Safe Haskell | None |
---|---|

Language | Haskell2010 |

Young tableaux and similar gadgets.

See e.g. William Fulton: Young Tableaux, with Applications to Representation theory and Geometry (CUP 1997).

The convention is that we use the English notation, and we store the tableaux as lists of the rows.

That is, the following standard Young tableau of shape [5,4,1]

1 3 4 6 7 2 5 8 10 9

is encoded conveniently as

[ [ 1 , 3 , 4 , 6 , 7 ] , [ 2 , 5 , 8 ,10 ] , [ 9 ] ]

- type Tableau a = [[a]]
- asciiTableau :: Show a => Tableau a -> ASCII
- _tableauShape :: Tableau a -> [Int]
- tableauShape :: Tableau a -> Partition
- tableauWeight :: Tableau a -> Int
- dualTableau :: Tableau a -> Tableau a
- tableauContent :: Tableau a -> [a]
- hooks :: Partition -> Tableau (Int, Int)
- hookLengths :: Partition -> Tableau Int
- rowWord :: Tableau a -> [a]
- rowWordToTableau :: Ord a => [a] -> Tableau a
- columnWord :: Tableau a -> [a]
- columnWordToTableau :: Ord a => [a] -> Tableau a
- isLatticeWord :: [Int] -> Bool
- isSemiStandardTableau :: Tableau Int -> Bool
- semiStandardYoungTableaux :: Int -> Partition -> [Tableau Int]
- countSemiStandardYoungTableaux :: Int -> Partition -> Integer
- isStandardTableau :: Tableau Int -> Bool
- standardYoungTableaux :: Partition -> [Tableau Int]
- countStandardYoungTableaux :: Partition -> Integer

# Basic stuff

_tableauShape :: Tableau a -> [Int] Source #

tableauShape :: Tableau a -> Partition Source #

The shape of a tableau

tableauWeight :: Tableau a -> Int Source #

Number of entries

dualTableau :: Tableau a -> Tableau a Source #

The dual of the tableau is the mirror image to the main diagonal.

tableauContent :: Tableau a -> [a] Source #

The content of a tableau is the list of its entries.
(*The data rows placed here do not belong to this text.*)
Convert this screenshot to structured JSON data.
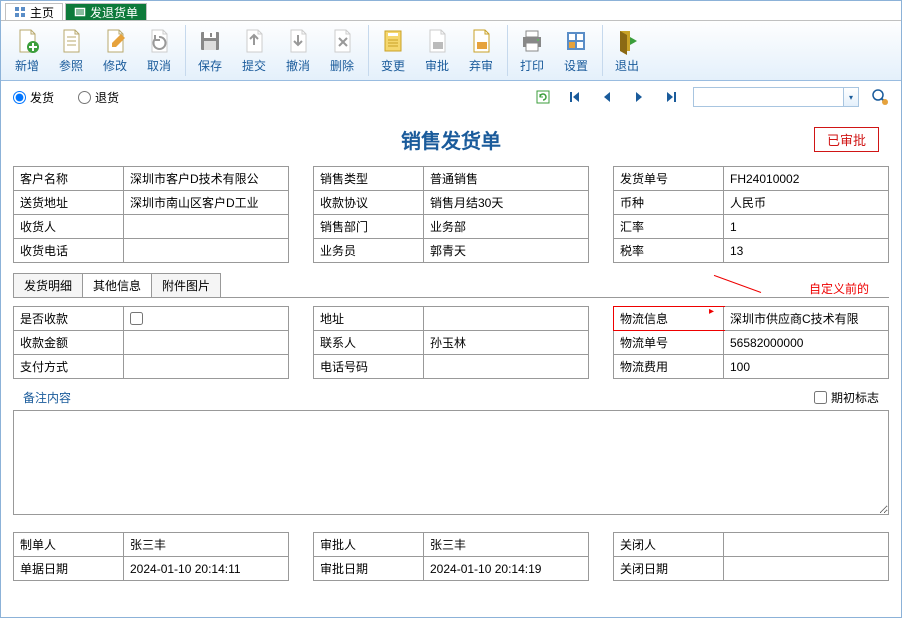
{
  "tabs": {
    "home": "主页",
    "doc": "发退货单"
  },
  "toolbar": {
    "new": "新增",
    "ref": "参照",
    "edit": "修改",
    "cancel": "取消",
    "save": "保存",
    "submit": "提交",
    "revoke": "撤消",
    "delete": "删除",
    "change": "变更",
    "approve": "审批",
    "reject": "弃审",
    "print": "打印",
    "settings": "设置",
    "exit": "退出"
  },
  "subbar": {
    "r1": "发货",
    "r2": "退货"
  },
  "title": "销售发货单",
  "stamp": "已审批",
  "block1": {
    "l1": "客户名称",
    "v1": "深圳市客户D技术有限公",
    "l2": "送货地址",
    "v2": "深圳市南山区客户D工业",
    "l3": "收货人",
    "v3": "",
    "l4": "收货电话",
    "v4": ""
  },
  "block2": {
    "l1": "销售类型",
    "v1": "普通销售",
    "l2": "收款协议",
    "v2": "销售月结30天",
    "l3": "销售部门",
    "v3": "业务部",
    "l4": "业务员",
    "v4": "郭青天"
  },
  "block3": {
    "l1": "发货单号",
    "v1": "FH24010002",
    "l2": "币种",
    "v2": "人民币",
    "l3": "汇率",
    "v3": "1",
    "l4": "税率",
    "v4": "13"
  },
  "innerTabs": {
    "t1": "发货明细",
    "t2": "其他信息",
    "t3": "附件图片"
  },
  "annotation": "自定义前的",
  "ib1": {
    "l1": "是否收款",
    "l2": "收款金额",
    "v2": "",
    "l3": "支付方式",
    "v3": ""
  },
  "ib2": {
    "l1": "地址",
    "v1": "",
    "l2": "联系人",
    "v2": "孙玉林",
    "l3": "电话号码",
    "v3": ""
  },
  "ib3": {
    "l1": "物流信息",
    "v1": "深圳市供应商C技术有限",
    "l2": "物流单号",
    "v2": "56582000000",
    "l3": "物流费用",
    "v3": "100"
  },
  "remarks": {
    "label": "备注内容",
    "checkbox": "期初标志"
  },
  "footer1": {
    "l1": "制单人",
    "v1": "张三丰",
    "l2": "单据日期",
    "v2": "2024-01-10 20:14:11"
  },
  "footer2": {
    "l1": "审批人",
    "v1": "张三丰",
    "l2": "审批日期",
    "v2": "2024-01-10 20:14:19"
  },
  "footer3": {
    "l1": "关闭人",
    "v1": "",
    "l2": "关闭日期",
    "v2": ""
  }
}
The ordering is from the left to the right and then from the top to the bottom

hooks :: Partition -> Tableau (Int, Int) Source #

An element `(i,j)`

of the resulting tableau (which has shape of the
given partition) means that the vertical part of the hook has length `i`

,
and the horizontal part `j`

. The *hook length* is thus `i+j-1`

.

Example:

> mapM_ print $ hooks $ toPartition [5,4,1] [(3,5),(2,4),(2,3),(2,2),(1,1)] [(2,4),(1,3),(1,2),(1,1)] [(1,1)]

# Row and column words

rowWord :: Tableau a -> [a] Source #

The *row word* of a tableau is the list of its entry read from the right to the left and then
from the top to the bottom.

rowWordToTableau :: Ord a => [a] -> Tableau a Source #

*Semistandard* tableaux can be reconstructed from their row words

columnWord :: Tableau a -> [a] Source #

The *column word* of a tableau is the list of its entry read from the bottom to the top and then from the left to the right

columnWordToTableau :: Ord a => [a] -> Tableau a Source #

*Standard* tableaux can be reconstructed from either their column or row words

isLatticeWord :: [Int] -> Bool Source #

Checks whether a sequence of positive integers is a *lattice word*,
which means that in every initial part of the sequence any number `i`

occurs at least as often as the number `i+1`

# Semistandard Young tableaux

isSemiStandardTableau :: Tableau Int -> Bool Source #

A tableau is *semistandard* if its entries are weekly increasing horizontally
and strictly increasing vertically

semiStandardYoungTableaux :: Int -> Partition -> [Tableau Int] Source #

Semistandard Young tableaux of given shape, "naive" algorithm

countSemiStandardYoungTableaux :: Int -> Partition -> Integer Source #

Stanley's hook formula (cf. Fulton page 55)

# Standard Young tableaux

isStandardTableau :: Tableau Int -> Bool Source #

A tableau is *standard* if it is semistandard and its content is exactly `[1..n]`

,
where `n`

is the weight.

standardYoungTableaux :: Partition -> [Tableau Int] Source #

Standard Young tableaux of a given shape. Adapted from John Stembridge, http://www.math.lsa.umich.edu/~jrs/software/SFexamples/tableaux.

countStandardYoungTableaux :: Partition -> Integer Source #

hook-length formula